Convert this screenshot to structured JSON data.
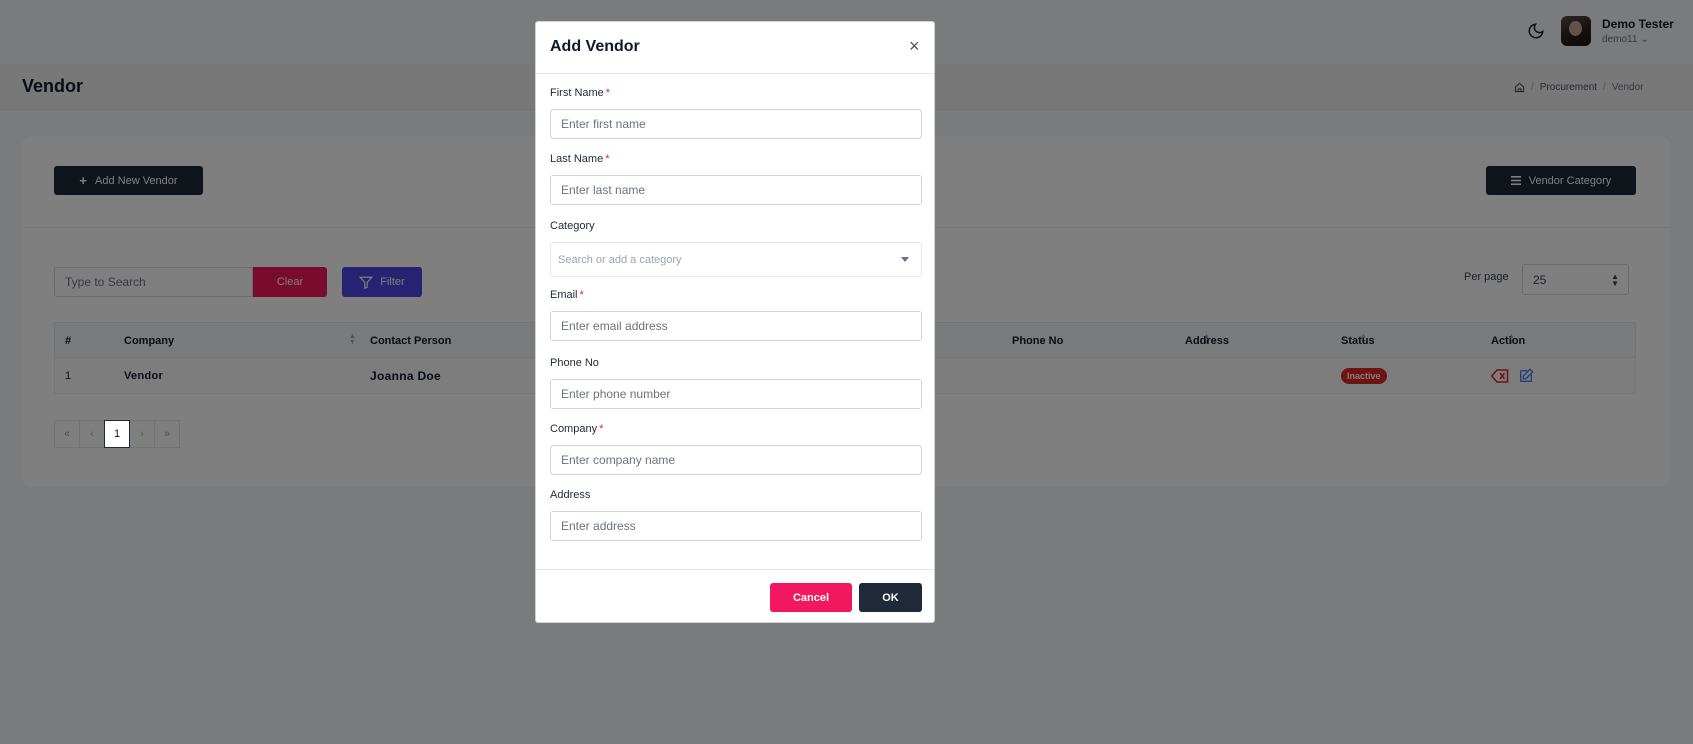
{
  "header": {
    "user_name": "Demo Tester",
    "user_handle": "demo11",
    "icons": {
      "theme": "moon-icon",
      "dropdown": "chevron-down-icon"
    }
  },
  "page": {
    "title": "Vendor",
    "breadcrumb": [
      "Procurement",
      "Vendor"
    ],
    "breadcrumb_sep": "/"
  },
  "toolbar": {
    "add_label": "Add New Vendor",
    "vendor_category_label": "Vendor Category",
    "search_placeholder": "Type to Search",
    "clear_label": "Clear",
    "filter_label": "Filter",
    "per_page_label": "Per page",
    "per_page_value": "25"
  },
  "table": {
    "columns": [
      "#",
      "Company",
      "Contact Person",
      "Phone No",
      "Address",
      "Status",
      "Action"
    ],
    "rows": [
      {
        "index": "1",
        "company": "Vendor",
        "contact": "Joanna Doe",
        "phone": "",
        "address": "",
        "status": "Inactive"
      }
    ]
  },
  "pagination": {
    "first": "«",
    "prev": "‹",
    "current": "1",
    "next": "›",
    "last": "»"
  },
  "modal": {
    "title": "Add Vendor",
    "close": "×",
    "fields": {
      "first_name": {
        "label": "First Name",
        "placeholder": "Enter first name",
        "required": "*"
      },
      "last_name": {
        "label": "Last Name",
        "placeholder": "Enter last name",
        "required": "*"
      },
      "category": {
        "label": "Category",
        "placeholder": "Search or add a category"
      },
      "email": {
        "label": "Email",
        "placeholder": "Enter email address",
        "required": "*"
      },
      "phone": {
        "label": "Phone No",
        "placeholder": "Enter phone number"
      },
      "company": {
        "label": "Company",
        "placeholder": "Enter company name",
        "required": "*"
      },
      "address": {
        "label": "Address",
        "placeholder": "Enter address"
      }
    },
    "cancel_label": "Cancel",
    "ok_label": "OK"
  },
  "colors": {
    "primary_dark": "#1f2937",
    "danger_pink": "#f3175f",
    "filter_indigo": "#4f46e5",
    "status_inactive": "#dc2626"
  }
}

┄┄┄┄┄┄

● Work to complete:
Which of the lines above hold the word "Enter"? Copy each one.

● Task output:
        "placeholder": "Enter first name",
        "placeholder": "Enter last name",
        "placeholder": "Enter email address",
        "placeholder": "Enter phone number"
        "placeholder": "Enter company name",
        "placeholder": "Enter address"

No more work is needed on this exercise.